Cantilever wicker chairs around a big wood table.<span class="sr-only"> (opened in a new window/tab)</span>
Credit: Sustainable Furniture (opened in a new window/tab)
Wicker chairs in a colourful living room.<span class="sr-only"> (opened in a new window/tab)</span>
Credit: Fair Furniture (opened in a new window/tab)
Solid wood chair in a home setting at breakfast time.<span class="sr-only"> (opened in a new window/tab)</span>
Credit: Takt (via Instagram) (opened in a new window/tab)
Solid wood chairs styling around a table.<span class="sr-only"> (opened in a new window/tab)</span>
Credit: Hamran (opened in a new window/tab)

Waste materials

Repurposing waste as a raw material is one of the guiding principles of circular design.
To mention some examples, materials like leftover beech veneer (opened in a new window/tab), discarded textiles (opened in a new window/tab) and recycled paper (opened in a new window/tab) can all be turned into a chair!

Speaking of circularity, another important step towards a circular model comes from offering renting and buyback options, which basically divert a furniture piece from going to landfill at the end of its lifecycle.

Chair with recycled wood veneer styled next to a table.<span class="sr-only"> (opened in a new window/tab)</span>
Credit: Mater (via Instagram) (opened in a new window/tab)
Top down view of chairs in an empty room.<span class="sr-only"> (opened in a new window/tab)</span>
Credit: Planq (via Instagram) (opened in a new window/tab)
Recycled newspaper chairs in a rustic interior.<span class="sr-only"> (opened in a new window/tab)</span>
Credit: Officine Tamborrino (via Instagram) (opened in a new window/tab)

 
The bottom line is that sustainability is a wide topic that includes materials, processes, purchasing options, use of resources and more.
Capturing this complexity is one of the objectives of SforSustainable (opened in a new window/tab), which is why each product comes with a description pointing out exactly what makes it sustainable!

Below is a recap of the 12 chairs from this roundup, linked to their SforSustainable description (but there's even more to discover if you look for sustainable chairs on SforSustainable (opened in a new window/tab)!)

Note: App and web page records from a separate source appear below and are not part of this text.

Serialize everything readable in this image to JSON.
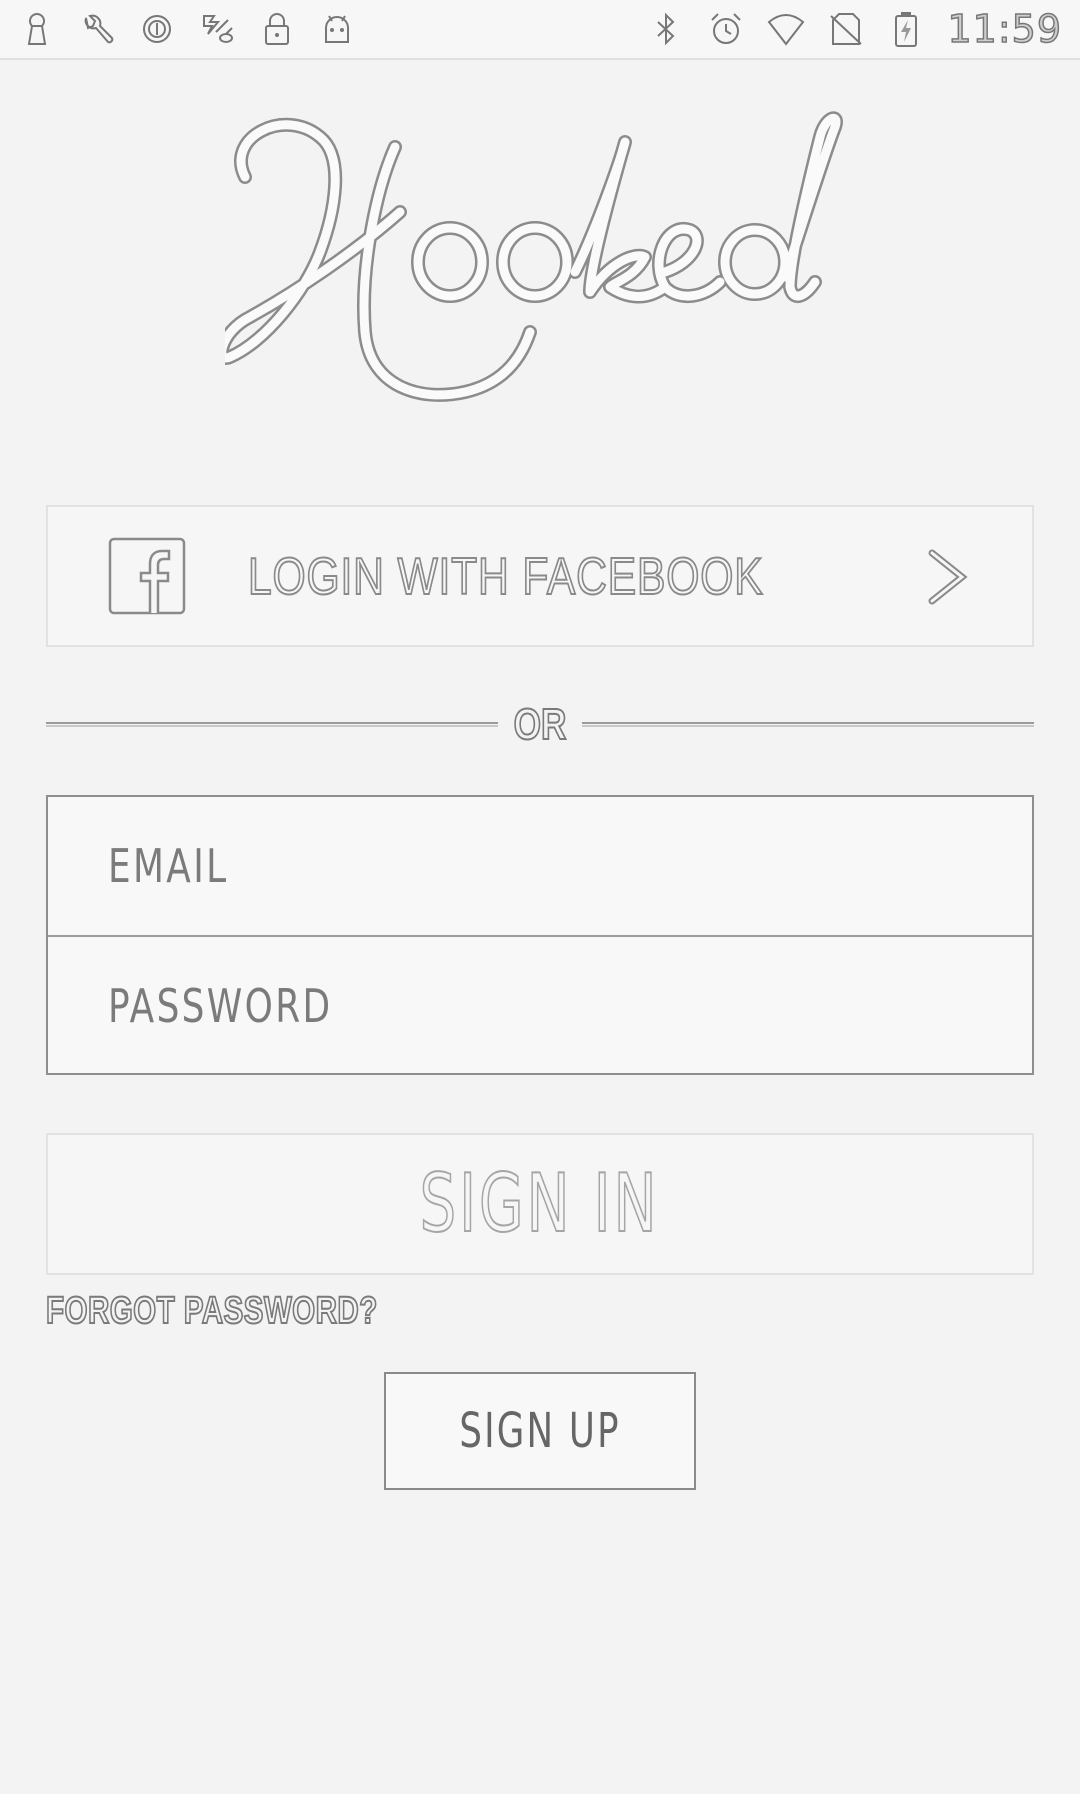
{
  "status_bar": {
    "left_icons": [
      "keyhole-icon",
      "wrench-icon",
      "circle-o-icon",
      "fan-icon",
      "lock-icon",
      "android-icon"
    ],
    "right_icons": [
      "bluetooth-icon",
      "alarm-icon",
      "wifi-icon",
      "no-sim-icon",
      "battery-charging-icon"
    ],
    "time": "11:59"
  },
  "logo": {
    "text": "Hooked"
  },
  "facebook_button": {
    "label": "LOGIN WITH FACEBOOK",
    "icon": "facebook-icon",
    "chevron": "chevron-right-icon"
  },
  "divider": {
    "label": "OR"
  },
  "form": {
    "email_placeholder": "EMAIL",
    "email_value": "",
    "password_placeholder": "PASSWORD",
    "password_value": ""
  },
  "sign_in": {
    "label": "SIGN IN"
  },
  "forgot_password": {
    "label": "FORGOT PASSWORD?"
  },
  "sign_up": {
    "label": "SIGN UP"
  },
  "colors": {
    "background": "#f3f3f3",
    "outline": "#8a8a8a"
  }
}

Click on the names for a detailed explanation of what makes each chair a sustainable choice

Moodboard showing 12 sustainable dining chairs.<span class="sr-only"> (opened in a new window/tab)</span>

1.NO2 Recycle - by Fritz Hansen (opened in a new window/tab)
2.R.U.M. - by Wehlers (opened in a new window/tab)
3.S-1500 - by NCP (opened in a new window/tab)
4.Felt - by Vepa (opened in a new window/tab)
5.ODGER - by IKEA (opened in a new window/tab)
6.Zorro - by Sustainable Furniture (opened in a new window/tab)
7.Rosarito - by Fair Furniture (opened in a new window/tab)
8.Cross - by Takt (opened in a new window/tab)
9.Under - by Hamran (opened in a new window/tab)
10.No Smoking - by Officine Tamborrino (opened in a new window/tab)
11.Ubu - by Planq (opened in a new window/tab)
12.Nova - by Mater (opened in a new window/tab)

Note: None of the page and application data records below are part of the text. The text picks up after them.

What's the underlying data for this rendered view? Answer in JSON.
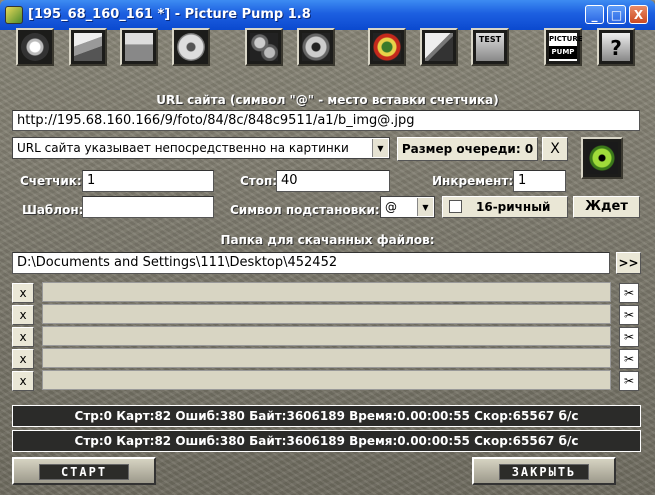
{
  "window": {
    "title": "[195_68_160_161 *] - Picture Pump 1.8"
  },
  "titlebar": {
    "minimize": "_",
    "maximize": "□",
    "close": "X"
  },
  "toolbar": {
    "test_label": "TEST",
    "picture_label": "PICTURE",
    "pump_label": "PUMP",
    "help_label": "?"
  },
  "url": {
    "label": "URL сайта (символ \"@\" - место вставки счетчика)",
    "value": "http://195.68.160.166/9/foto/84/8c/848c9511/a1/b_img@.jpg",
    "mode": "URL сайта указывает непосредственно на картинки",
    "queue_size": "Размер очереди: 0",
    "clear": "X"
  },
  "counter": {
    "counter_label": "Счетчик:",
    "counter_value": "1",
    "stop_label": "Стоп:",
    "stop_value": "40",
    "increment_label": "Инкремент:",
    "increment_value": "1",
    "template_label": "Шаблон:",
    "template_value": "",
    "symbol_label": "Символ подстановки:",
    "symbol_value": "@",
    "hex_label": "16-ричный",
    "wait_button": "Ждет"
  },
  "folder": {
    "label": "Папка для скачанных файлов:",
    "value": "D:\\Documents and Settings\\111\\Desktop\\452452",
    "browse": ">>"
  },
  "slots": [
    {
      "remove": "x",
      "action": "✂"
    },
    {
      "remove": "x",
      "action": "✂"
    },
    {
      "remove": "x",
      "action": "✂"
    },
    {
      "remove": "x",
      "action": "✂"
    },
    {
      "remove": "x",
      "action": "✂"
    }
  ],
  "status": [
    "Стр:0 Карт:82 Ошиб:380 Байт:3606189 Время:0.00:00:55 Скор:65567 б/с",
    "Стр:0 Карт:82 Ошиб:380 Байт:3606189 Время:0.00:00:55 Скор:65567 б/с"
  ],
  "buttons": {
    "start": "СТАРТ",
    "close": "ЗАКРЫТЬ"
  },
  "colors": {
    "titlebar": "#0b49cf",
    "background": "#7a776b",
    "status_bar": "#2b2b29"
  }
}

Silvia's signature

Share this post

Comments

Don't be shy, let me know what you think!

Newsletter

Join 100+ biophilic and sustainable design enthusiasts on the monthly newsletter.
I'll never share your email with third parties and you can unsubscribe at any time.

Sustainable Product Picks
Scroll